But perhaps Saudi Arabia’s most deadly move was its recent decision to cut $4 billion in military and other aid to Lebanon.
Many observers are puzzled, arguing that it gives Iran greater room to increase its influence in Lebanon through its ally, the militant Hezbollah group.
But then, that’s the point. A fragile Lebanon could collapse, and Hezbollah would profit. Neither Israel nor the US would stand by and let Hezbollah take over in Lebanon. Israel would invade, which would radicalise the region and profit the Islamic State and Al Qaeda further. The refugee flood into Jordan, Turkey and ultimately Europe, would spiral. The US would have to move in. Saudi Arabia would be the only regional power with the ability to dial down the crisis.
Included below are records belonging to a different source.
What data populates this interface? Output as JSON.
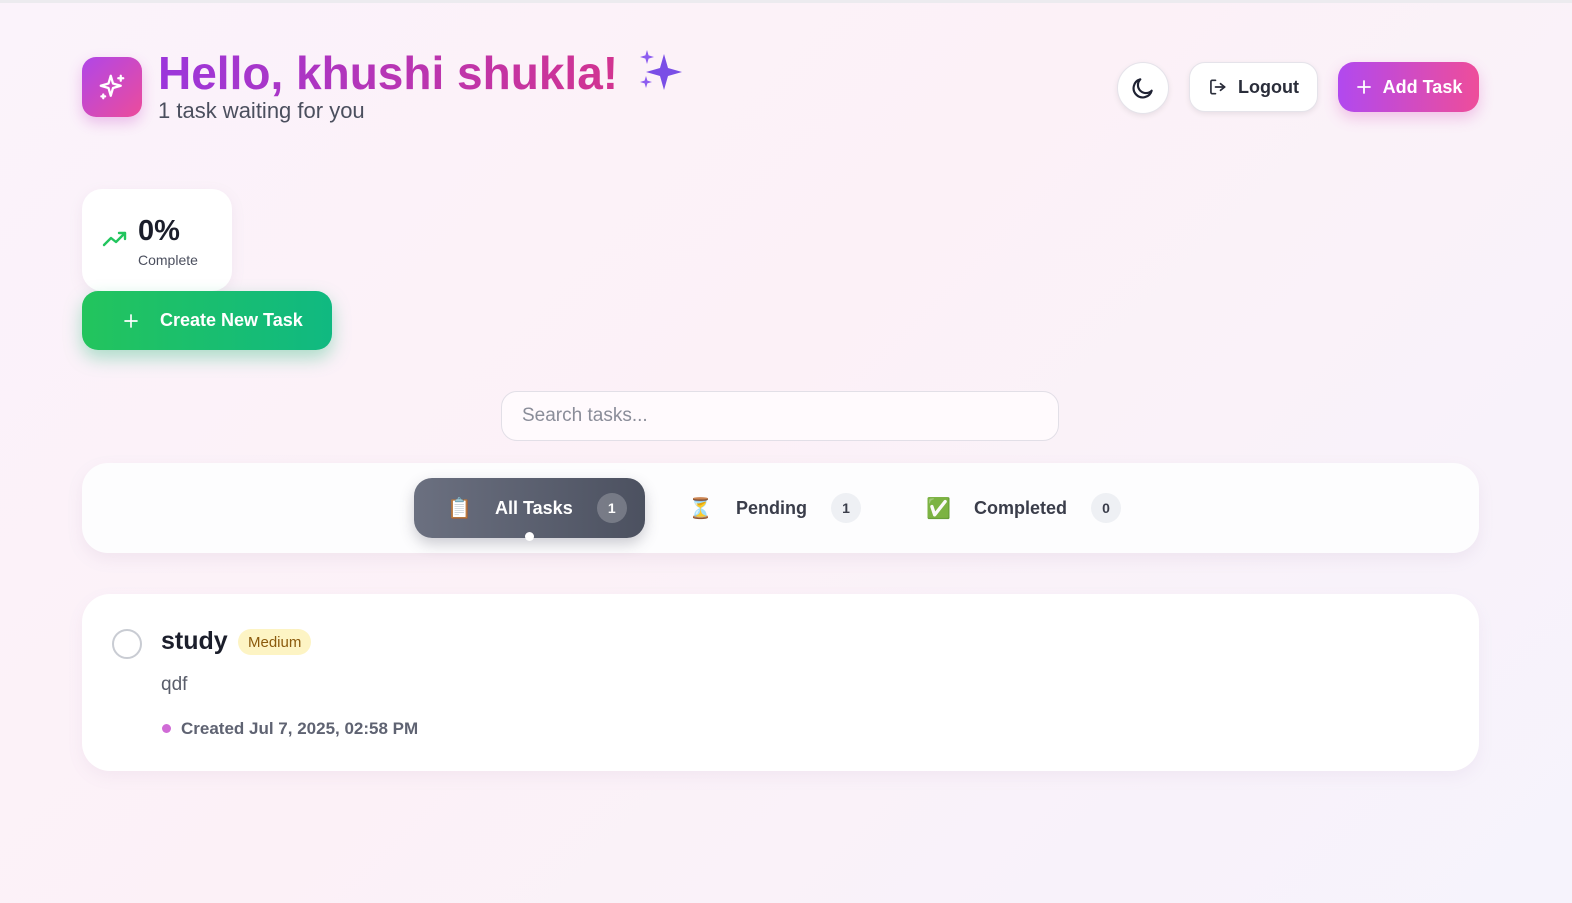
{
  "header": {
    "greeting": "Hello, khushi shukla!",
    "greeting_emoji": "✨",
    "subtitle": "1 task waiting for you",
    "logo_icon": "sparkles-icon",
    "theme_toggle_icon": "moon-icon",
    "logout_label": "Logout",
    "logout_icon": "logout-icon",
    "add_task_label": "Add Task",
    "add_task_icon": "plus-icon"
  },
  "stats": {
    "progress_value": "0%",
    "progress_label": "Complete",
    "icon": "trending-up-icon"
  },
  "create_button": {
    "label": "Create New Task",
    "icon": "plus-icon"
  },
  "search": {
    "placeholder": "Search tasks...",
    "value": ""
  },
  "filters": {
    "tabs": [
      {
        "emoji": "📋",
        "label": "All Tasks",
        "count": "1",
        "active": true
      },
      {
        "emoji": "⏳",
        "label": "Pending",
        "count": "1",
        "active": false
      },
      {
        "emoji": "✅",
        "label": "Completed",
        "count": "0",
        "active": false
      }
    ]
  },
  "tasks": [
    {
      "title": "study",
      "priority": "Medium",
      "description": "qdf",
      "created": "Created Jul 7, 2025, 02:58 PM",
      "completed": false
    }
  ],
  "colors": {
    "accent_purple": "#b149ef",
    "accent_pink": "#ee4d9a",
    "success_green": "#10b981",
    "priority_medium_bg": "#fdf4c4",
    "priority_medium_text": "#8b5a0c"
  }
}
Oil prices would jump. The Uganda-Tanzania (or will it be Uganda-Kenya) oil pipeline would be quickly built because it would make sense. Oil would flow in Turkana. Nigeria would wake from its economic coma. For reasons of self-interest, these countries will support the Saudi Arabian geopolitical posture in the Middle East. Impressive puppetry, if it works. Riyadh can only hope that no one decides that the Middle East will be better by collapsing the house of Saud itself. Still, for East Africa, that would be even better for its oil.
Charles Onyango-Obbo is editor of Mail & Guardian Africa (mgafrica.com). Twitter@cobbo3